• _PROBLEM TO SOLVE_
Going through the entries, how many lines include the string "icon"? Answer only with the number.

(DATA TO USE begins)

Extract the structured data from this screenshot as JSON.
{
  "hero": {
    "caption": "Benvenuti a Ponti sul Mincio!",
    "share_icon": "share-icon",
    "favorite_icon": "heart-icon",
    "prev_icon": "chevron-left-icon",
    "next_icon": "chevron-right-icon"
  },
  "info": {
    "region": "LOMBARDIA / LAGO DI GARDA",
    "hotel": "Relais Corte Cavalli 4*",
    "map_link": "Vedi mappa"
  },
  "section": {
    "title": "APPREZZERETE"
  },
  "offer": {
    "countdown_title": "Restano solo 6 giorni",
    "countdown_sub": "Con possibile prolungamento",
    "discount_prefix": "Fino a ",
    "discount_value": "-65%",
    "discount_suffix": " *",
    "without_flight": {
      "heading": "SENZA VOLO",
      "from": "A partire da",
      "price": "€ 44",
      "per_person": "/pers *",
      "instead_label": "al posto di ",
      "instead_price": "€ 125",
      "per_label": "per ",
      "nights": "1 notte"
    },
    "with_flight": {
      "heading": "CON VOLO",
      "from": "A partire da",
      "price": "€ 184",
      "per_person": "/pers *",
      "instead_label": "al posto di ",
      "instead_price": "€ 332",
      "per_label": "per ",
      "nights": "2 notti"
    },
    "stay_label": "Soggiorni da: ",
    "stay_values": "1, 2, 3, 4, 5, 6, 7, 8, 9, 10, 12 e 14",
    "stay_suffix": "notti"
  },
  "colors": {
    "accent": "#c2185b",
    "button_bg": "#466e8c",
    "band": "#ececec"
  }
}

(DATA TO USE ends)

• _FINISHED TASK_
4